[3] Substantive Due Process
[4] Procedural Due Process
§ 10.05 The First Amendment
[1] The Literal First Amendment Clause
[2] In General
[3] Circulation Based Taxes
[4] Content Based Taxes
[5] Technology Based Distinctions
[6] Allegations of Discrimination Against Religion
§ 10.06 The Privileges and Immunity Clauses
[1] The Literal Interstate Privileges Clause
[2] The Literal Fourteenth Amendment Privileges Clause
[3] Comparing the Two Clauses
[4] The Modern Standard
§ 10.07 The Import/Export Clause
[1] The Literal Import/Export Clause
[2] In General
[3] Goods in Transit
[4] Cargo Handling Activities
§ 10.08 The Supremacy Clause
[1] The Literal Supremacy Clause
[2] In General
[3] Government Contractors
[4] Prohibition Against Discriminatory Taxes

Taxes on Communications Services

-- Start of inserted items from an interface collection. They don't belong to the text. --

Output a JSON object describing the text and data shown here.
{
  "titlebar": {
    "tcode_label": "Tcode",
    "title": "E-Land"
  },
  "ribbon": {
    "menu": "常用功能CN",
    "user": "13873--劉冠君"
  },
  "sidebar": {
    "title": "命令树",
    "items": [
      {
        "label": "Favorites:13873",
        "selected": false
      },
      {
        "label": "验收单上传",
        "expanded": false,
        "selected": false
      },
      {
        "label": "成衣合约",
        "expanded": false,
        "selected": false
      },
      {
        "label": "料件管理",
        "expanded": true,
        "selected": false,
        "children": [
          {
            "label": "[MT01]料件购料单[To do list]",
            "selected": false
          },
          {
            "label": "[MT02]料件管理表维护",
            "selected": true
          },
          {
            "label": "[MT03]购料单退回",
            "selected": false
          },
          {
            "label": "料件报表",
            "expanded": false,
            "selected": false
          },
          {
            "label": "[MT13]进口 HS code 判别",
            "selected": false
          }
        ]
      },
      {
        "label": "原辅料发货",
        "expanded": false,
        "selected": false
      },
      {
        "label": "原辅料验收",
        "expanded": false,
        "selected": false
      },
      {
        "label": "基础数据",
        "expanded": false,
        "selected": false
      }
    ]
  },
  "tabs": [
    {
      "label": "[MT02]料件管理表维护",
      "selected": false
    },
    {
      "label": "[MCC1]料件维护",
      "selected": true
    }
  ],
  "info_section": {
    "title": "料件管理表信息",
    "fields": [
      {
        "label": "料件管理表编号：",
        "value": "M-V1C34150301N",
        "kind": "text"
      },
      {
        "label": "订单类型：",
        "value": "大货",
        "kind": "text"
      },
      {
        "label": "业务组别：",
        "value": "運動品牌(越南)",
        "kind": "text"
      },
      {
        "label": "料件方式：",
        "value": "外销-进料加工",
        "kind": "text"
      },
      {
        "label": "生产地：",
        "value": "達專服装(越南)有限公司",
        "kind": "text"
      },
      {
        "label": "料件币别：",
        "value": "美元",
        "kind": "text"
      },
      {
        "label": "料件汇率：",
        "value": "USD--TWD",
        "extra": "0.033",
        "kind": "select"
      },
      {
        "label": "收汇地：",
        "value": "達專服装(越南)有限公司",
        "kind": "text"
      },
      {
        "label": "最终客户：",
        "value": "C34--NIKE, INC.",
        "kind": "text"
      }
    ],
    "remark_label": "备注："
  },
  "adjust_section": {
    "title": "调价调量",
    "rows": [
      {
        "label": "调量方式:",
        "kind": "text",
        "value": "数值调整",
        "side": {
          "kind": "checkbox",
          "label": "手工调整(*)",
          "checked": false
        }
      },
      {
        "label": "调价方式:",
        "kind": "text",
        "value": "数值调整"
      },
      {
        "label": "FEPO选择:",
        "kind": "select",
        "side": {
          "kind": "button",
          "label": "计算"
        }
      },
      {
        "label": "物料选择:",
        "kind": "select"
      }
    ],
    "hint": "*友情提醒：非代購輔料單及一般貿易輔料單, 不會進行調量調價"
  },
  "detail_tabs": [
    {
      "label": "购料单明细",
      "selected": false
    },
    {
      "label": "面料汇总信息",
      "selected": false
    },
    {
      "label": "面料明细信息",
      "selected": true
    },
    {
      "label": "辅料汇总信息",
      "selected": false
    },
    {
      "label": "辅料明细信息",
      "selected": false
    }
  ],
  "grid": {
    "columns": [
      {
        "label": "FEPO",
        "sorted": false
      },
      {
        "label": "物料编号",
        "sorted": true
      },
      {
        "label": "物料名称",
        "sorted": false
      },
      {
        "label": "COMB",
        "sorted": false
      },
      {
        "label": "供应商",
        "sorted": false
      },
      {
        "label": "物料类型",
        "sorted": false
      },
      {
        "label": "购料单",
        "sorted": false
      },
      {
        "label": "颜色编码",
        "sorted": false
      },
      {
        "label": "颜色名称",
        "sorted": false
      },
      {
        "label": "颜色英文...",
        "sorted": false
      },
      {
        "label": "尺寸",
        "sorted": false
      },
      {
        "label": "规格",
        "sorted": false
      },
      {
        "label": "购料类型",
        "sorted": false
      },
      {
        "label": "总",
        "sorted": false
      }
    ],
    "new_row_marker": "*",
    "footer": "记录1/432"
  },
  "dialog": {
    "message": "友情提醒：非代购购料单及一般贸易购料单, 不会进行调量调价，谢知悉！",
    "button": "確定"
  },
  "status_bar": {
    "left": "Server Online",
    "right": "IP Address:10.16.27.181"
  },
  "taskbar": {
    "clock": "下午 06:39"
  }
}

§ 11.01 Introduction
[1] Terminology
[2] Industry History
[3] Industry Scope
§ 11.02 Communications/Telecommunications
[1] Definition
[2] Industry Participants
[3] Definition
[4] Industry Participants
[5] Types of Services
§ 11.03 Federal Restrictions
[1] Constitutional Restrictions in General
[2] Supreme Court Restrictions
[3] Mobile Telecommunications Sourcing Act
§ 11.04 Application of Various Taxes
§ 11.05 Bundling
§ 11.06 Problem Situations
[1] Class Action Lawsuits
[2] Actions on Behalf of the Government: Qui Tam

Amnesty and Voluntary Disclosure Programs

§ 12.01 Introduction
[1] Overview of Programs
[2] Introduction to Amnesty Programs
[3] Introduction to Voluntary Disclosure Programs
[4] Scope of Programs
[5] Principal Taxpayer Benefits
§ 12.02 Amnesty Programs
[1] Overview of Amnesty Programs
[2] Amnesty Programs Common During Recession or in Advance of New Penalties, Tax Regimes
[3] Long Term Value of Successive Amnesty Programs Is Questionable
[4] Program Mechanics, Limitations and Benefits
[5] Taxpayer Concessions of Liability; Waiving Appeal Rights
§ 12.03 Voluntary Disclosure Programs
[1] Distinguishing Voluntary Disclosure Programs from Amnesty Programs
[2] Applying for and Negotiating a Voluntary Disclosure Agreement
[3] Variations in Program Eligibility and Benefits
[4] Taxpayer Concessions and Risks
§ 12.04 Other Voluntary Compliance Initiatives